Exercise description: Filter the data below for the string "Hızı" and copy each matching line.

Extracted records
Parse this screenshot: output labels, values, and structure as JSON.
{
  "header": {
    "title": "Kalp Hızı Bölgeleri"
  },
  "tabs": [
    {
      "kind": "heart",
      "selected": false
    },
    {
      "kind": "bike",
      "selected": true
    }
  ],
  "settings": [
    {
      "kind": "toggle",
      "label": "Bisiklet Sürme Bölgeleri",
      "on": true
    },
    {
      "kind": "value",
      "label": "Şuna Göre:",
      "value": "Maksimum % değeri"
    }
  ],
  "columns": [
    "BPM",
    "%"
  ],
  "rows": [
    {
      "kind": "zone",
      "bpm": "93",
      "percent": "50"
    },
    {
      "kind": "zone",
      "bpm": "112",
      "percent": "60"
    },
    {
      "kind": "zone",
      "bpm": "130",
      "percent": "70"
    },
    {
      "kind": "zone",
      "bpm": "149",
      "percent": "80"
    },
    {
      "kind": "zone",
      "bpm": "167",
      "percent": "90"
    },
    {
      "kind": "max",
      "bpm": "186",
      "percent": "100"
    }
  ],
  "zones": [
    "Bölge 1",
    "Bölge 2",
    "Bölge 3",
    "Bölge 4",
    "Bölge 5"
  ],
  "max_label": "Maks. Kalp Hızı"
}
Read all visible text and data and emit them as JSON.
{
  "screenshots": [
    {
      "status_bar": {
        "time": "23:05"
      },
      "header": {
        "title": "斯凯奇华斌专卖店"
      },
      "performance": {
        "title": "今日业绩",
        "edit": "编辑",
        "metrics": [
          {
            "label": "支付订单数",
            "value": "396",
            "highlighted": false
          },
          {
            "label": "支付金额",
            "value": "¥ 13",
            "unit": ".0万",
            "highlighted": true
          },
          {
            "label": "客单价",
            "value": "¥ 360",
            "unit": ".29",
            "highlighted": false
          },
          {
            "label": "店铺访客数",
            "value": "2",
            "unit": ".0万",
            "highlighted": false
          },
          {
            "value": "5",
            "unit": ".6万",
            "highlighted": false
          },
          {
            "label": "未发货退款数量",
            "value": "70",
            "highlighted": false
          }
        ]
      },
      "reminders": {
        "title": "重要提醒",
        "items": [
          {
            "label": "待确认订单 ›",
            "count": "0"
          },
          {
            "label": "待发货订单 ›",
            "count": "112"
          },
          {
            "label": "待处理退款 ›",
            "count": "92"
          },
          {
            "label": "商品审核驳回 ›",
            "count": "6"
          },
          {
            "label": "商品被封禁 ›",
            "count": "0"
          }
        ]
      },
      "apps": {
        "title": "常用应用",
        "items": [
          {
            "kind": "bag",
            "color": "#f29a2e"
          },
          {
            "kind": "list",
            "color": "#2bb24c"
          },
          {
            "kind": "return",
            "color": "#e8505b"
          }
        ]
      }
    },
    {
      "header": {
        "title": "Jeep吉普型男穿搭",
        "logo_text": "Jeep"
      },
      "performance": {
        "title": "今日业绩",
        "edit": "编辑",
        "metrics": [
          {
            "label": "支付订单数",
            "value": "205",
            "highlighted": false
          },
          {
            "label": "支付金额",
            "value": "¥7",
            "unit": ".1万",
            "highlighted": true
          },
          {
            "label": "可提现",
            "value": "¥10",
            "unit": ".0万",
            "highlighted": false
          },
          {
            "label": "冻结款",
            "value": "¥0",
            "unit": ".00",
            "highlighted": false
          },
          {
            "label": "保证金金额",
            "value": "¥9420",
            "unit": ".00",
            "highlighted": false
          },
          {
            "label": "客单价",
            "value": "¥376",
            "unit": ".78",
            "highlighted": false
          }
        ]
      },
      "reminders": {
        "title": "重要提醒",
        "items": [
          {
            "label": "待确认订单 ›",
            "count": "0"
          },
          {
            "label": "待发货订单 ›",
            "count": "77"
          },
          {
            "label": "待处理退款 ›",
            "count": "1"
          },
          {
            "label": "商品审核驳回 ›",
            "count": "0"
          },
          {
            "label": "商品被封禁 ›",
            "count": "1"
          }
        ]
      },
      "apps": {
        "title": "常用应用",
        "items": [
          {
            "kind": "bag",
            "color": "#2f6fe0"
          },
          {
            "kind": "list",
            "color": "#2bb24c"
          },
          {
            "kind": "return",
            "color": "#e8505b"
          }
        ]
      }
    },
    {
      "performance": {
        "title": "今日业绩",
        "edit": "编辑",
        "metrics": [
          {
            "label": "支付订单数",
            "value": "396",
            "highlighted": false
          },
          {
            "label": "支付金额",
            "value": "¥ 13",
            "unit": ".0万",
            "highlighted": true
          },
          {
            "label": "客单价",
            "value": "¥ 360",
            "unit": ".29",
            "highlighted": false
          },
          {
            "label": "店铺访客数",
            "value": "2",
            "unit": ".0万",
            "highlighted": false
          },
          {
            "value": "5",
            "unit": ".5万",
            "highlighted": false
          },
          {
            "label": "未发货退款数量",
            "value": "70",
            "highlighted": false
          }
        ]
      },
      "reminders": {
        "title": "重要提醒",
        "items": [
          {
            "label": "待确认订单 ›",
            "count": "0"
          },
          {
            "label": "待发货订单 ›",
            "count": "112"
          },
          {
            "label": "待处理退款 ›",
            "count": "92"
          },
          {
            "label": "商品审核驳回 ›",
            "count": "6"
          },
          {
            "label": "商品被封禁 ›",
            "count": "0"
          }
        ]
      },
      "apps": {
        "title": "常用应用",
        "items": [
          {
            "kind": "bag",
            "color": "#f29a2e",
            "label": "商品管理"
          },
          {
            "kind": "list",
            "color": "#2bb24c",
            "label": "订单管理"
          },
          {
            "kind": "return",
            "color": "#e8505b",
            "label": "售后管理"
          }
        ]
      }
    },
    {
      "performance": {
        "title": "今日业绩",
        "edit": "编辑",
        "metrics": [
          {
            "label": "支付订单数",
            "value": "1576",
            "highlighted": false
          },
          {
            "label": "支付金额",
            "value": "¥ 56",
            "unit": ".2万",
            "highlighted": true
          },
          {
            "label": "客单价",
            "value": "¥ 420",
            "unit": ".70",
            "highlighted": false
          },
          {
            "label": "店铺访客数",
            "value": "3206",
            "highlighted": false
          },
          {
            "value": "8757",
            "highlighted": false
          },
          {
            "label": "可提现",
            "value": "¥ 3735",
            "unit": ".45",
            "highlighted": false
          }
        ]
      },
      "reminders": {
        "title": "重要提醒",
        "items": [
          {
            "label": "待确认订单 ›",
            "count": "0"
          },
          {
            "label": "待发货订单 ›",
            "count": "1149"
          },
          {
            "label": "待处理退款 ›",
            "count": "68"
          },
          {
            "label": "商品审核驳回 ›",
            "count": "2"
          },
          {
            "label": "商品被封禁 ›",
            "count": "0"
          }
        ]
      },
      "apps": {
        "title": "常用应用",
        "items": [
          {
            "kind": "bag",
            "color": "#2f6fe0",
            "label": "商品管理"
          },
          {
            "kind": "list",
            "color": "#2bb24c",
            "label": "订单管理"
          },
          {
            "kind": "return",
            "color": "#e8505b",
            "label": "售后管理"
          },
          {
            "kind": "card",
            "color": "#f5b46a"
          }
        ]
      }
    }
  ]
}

Solution to the exercise:
    "title": "Kalp Hızı Bölgeleri"
  "max_label": "Maks. Kalp Hızı"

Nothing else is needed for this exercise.